EXTRACTED DATA —
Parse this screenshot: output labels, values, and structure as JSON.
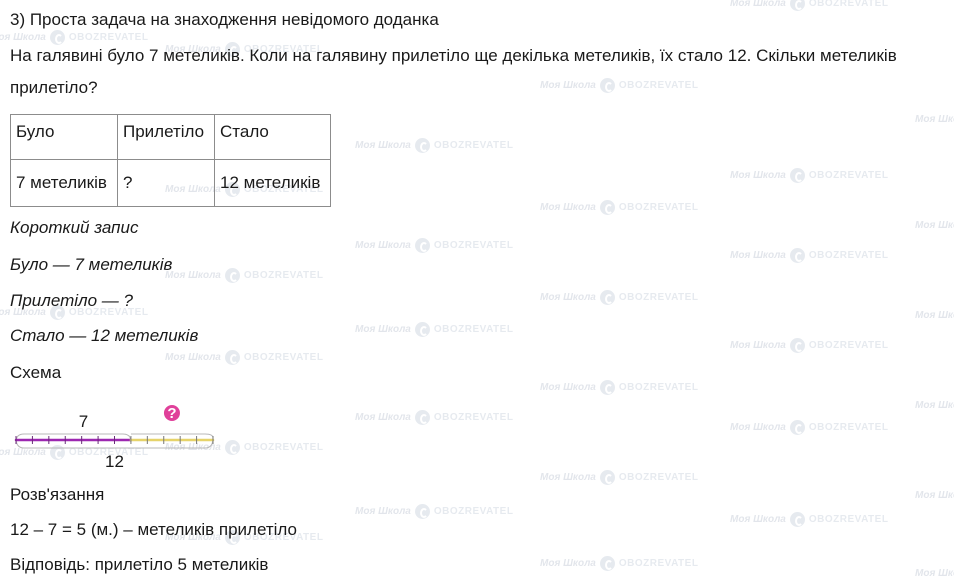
{
  "task_title": "3) Проста задача на знаходження невідомого доданка",
  "problem": {
    "line1": "На галявині було 7 метеликів. Коли на галявину прилетіло ще декілька метеликів, їх стало 12. Скільки метеликів",
    "line2": "прилетіло?"
  },
  "table": {
    "headers": [
      "Було",
      "Прилетіло",
      "Стало"
    ],
    "values": [
      "7 метеликів",
      "?",
      "12 метеликів"
    ]
  },
  "short_record": {
    "heading": "Короткий запис",
    "items": [
      "Було — 7 метеликів",
      "Прилетіло — ?",
      "Стало — 12 метеликів"
    ]
  },
  "scheme": {
    "heading": "Схема",
    "known_part_value": 7,
    "total_value": 12,
    "known_label": "7",
    "unknown_label": "?",
    "total_label": "12",
    "known_color": "#9c27b0",
    "unknown_color": "#e6d36a",
    "question_badge_color": "#e0409a"
  },
  "solution": {
    "heading": "Розв'язання",
    "expression": "12 – 7 = 5 (м.) – метеликів прилетіло"
  },
  "answer": "Відповідь: прилетіло 5 метеликів",
  "watermark": {
    "brand_a": "Моя Школа",
    "brand_b": "OBOZREVATEL"
  }
}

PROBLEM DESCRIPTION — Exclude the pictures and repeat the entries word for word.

RESULT —
Parse this screenshot: output labels, values, and structure as JSON.
{
  "task_title": "3) Проста задача на знаходження невідомого доданка",
  "problem": {
    "line1": "На галявині було 7 метеликів. Коли на галявину прилетіло ще декілька метеликів, їх стало 12. Скільки метеликів",
    "line2": "прилетіло?"
  },
  "table": {
    "headers": [
      "Було",
      "Прилетіло",
      "Стало"
    ],
    "values": [
      "7 метеликів",
      "?",
      "12 метеликів"
    ]
  },
  "short_record": {
    "heading": "Короткий запис",
    "items": [
      "Було — 7 метеликів",
      "Прилетіло — ?",
      "Стало — 12 метеликів"
    ]
  },
  "scheme": {
    "heading": "Схема",
    "known_part_value": 7,
    "total_value": 12,
    "known_label": "7",
    "unknown_label": "?",
    "total_label": "12",
    "known_color": "#9c27b0",
    "unknown_color": "#e6d36a",
    "question_badge_color": "#e0409a"
  },
  "solution": {
    "heading": "Розв'язання",
    "expression": "12 – 7 = 5 (м.) – метеликів прилетіло"
  },
  "answer": "Відповідь: прилетіло 5 метеликів",
  "watermark": {
    "brand_a": "Моя Школа",
    "brand_b": "OBOZREVATEL"
  }
}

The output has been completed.